I asked Stephen what he makes of the disparity in the CIPR report and the threat to the industry. “In my view, our business needs to take a cold shower and wake up to automation and artificial intelligence”, he said. “An open mind and willingness to continually learn is critical. The discussion around AI is characterised by fear and uncertainty. It’s techno-panic and it isn’t helpful. There aren’t many tools [Ed: currently…] that use AI in PR, but the growing impact of technology in every area of practice is undeniable.”
Machine Learning is Not Science Fiction
Maybe it’s the terminology that we don’t see as a threat. Phrases like ‘robots’ and ‘artificial intelligence’ throw up images of the Terminator. It’s the science fiction we grew up reading about and watching in movies.

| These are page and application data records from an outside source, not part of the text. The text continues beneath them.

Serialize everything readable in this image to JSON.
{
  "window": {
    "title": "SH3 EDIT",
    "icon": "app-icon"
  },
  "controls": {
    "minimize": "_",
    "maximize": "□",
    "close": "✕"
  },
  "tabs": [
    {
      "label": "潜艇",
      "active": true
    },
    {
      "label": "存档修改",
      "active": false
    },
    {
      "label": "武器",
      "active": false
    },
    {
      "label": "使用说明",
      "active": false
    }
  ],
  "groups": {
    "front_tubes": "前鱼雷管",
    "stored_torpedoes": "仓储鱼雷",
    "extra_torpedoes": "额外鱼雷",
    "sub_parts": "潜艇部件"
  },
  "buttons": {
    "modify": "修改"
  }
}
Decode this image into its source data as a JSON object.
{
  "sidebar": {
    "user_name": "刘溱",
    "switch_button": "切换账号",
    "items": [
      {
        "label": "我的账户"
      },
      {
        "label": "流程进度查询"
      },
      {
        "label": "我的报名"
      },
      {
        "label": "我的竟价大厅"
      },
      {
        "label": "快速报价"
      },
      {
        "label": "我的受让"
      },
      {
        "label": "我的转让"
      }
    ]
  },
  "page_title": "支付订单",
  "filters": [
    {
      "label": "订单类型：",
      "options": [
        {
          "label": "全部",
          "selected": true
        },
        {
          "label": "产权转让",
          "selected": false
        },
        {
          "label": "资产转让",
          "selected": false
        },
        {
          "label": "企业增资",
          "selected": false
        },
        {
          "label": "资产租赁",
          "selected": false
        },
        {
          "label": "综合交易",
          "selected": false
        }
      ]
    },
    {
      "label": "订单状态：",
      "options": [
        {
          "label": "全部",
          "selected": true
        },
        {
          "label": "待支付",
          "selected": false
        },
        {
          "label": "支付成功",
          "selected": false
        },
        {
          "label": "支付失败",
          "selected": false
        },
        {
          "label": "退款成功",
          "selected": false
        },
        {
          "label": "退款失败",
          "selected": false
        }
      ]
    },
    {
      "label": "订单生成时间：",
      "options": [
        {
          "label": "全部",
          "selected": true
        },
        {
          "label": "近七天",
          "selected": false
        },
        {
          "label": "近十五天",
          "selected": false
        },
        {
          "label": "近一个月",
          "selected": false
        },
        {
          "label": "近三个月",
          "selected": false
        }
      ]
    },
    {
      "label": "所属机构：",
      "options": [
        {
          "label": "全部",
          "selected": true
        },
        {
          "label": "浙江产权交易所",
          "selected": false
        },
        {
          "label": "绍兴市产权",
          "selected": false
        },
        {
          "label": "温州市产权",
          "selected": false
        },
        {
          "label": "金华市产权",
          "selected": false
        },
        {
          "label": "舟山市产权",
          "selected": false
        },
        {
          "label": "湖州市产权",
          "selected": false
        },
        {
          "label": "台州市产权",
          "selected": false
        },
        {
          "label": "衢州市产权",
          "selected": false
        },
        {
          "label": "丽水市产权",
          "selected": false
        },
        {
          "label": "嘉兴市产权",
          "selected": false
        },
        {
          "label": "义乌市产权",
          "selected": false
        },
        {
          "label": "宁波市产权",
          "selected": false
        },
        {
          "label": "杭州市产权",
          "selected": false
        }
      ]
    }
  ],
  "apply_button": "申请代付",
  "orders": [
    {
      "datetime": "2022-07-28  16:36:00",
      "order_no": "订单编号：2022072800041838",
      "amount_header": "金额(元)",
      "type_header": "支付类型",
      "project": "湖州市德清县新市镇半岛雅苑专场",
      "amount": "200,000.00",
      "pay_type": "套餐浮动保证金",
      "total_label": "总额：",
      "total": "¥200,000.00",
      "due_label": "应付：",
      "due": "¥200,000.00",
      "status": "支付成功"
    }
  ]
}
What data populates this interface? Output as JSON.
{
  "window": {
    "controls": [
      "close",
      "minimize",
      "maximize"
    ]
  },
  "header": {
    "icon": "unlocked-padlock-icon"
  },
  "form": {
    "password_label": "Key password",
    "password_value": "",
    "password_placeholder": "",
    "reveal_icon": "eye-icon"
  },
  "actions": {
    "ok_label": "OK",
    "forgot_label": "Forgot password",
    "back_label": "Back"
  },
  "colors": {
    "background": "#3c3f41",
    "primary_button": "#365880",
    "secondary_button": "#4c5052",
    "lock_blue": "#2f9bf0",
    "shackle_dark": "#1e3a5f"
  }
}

Can you picture the Terminator sitting down in front of a laptop writing a news article? No, me neither. But what ‘AI and robots’ refers to is software, not hardware. It’s machine learning and intelligent computer programs. And if deep neural networks are already a reality and quantum computing is now realistically on the horizon, then why on earth should writing a 1500 word article better, quicker and, importantly, much, much cheaper than humans be anything remotely approaching a challenge?
The #AIinPR panel’s initial work is already underway. “An initial project has characterised 95 tools, with more to follow”, explains Stephen. “These tools address almost every area of public relations workflow including research, planning, listening, stakeholder mapping and measurement. Our next project is an assessment of the impact of technology on skills and practice today and in five years’ time based on the Global Alliance Capabilities Framework.”
So what can we do about this challenge?
Take Action NOW
I thoroughly recommend following everything to do with the #AIinPR project.
Stephen will be talking about the initial findings of the panel as well as answering your questions about what you can do to combat the threat of automation at Digital Download Live on 26th April.
If you’re even slightly interested in your future, it’s a unique opportunity to talk directly to him. There are a limited number of tickets available here.
He also urges practitioners to start by “exploring native tools on platforms like Google, Twitter and LinkedIn” and to “explore the third party tool market – seek out tools that automate administration or help you work more efficiently or smarter”.
We’ve watched huge companies like Blockbuster and Toys ‘R’ Us go out of business because they didn’t adapt to the changing technological environment. Is it such a stretch to think that the same could happen to the communications industry?
While the ‘entire industry’ is seriously overstating the case, I don’t believe what Sarah Hall says about “half the industry” is doing so.
Stephen is more circumspect, stating that “there will always be a need for practitioners to help communication with publics irrespective of the medium or channel. That’s the job of public relations”. However, he does also say that “individual organisations and practitioners that fail to adapt will struggle, as they have with every generation of technology.”
So to put it simply, DO NOT BE ONE OF THOSE WHO STRUGGLES.
Pay attention to people like Stephen and Sarah and Gini Dietrich. Seek out their opinions and take opportunities to talk to them about AI. Be open-minded to things you read from specialists outside of PR and think about the implications.
Right now, if you’re going to invest anywhere, it should be in learning as much as you can about things like machine learning and automation and voice recognition. You will thank yourself for it in a couple of years time when everyone else is in panic mode.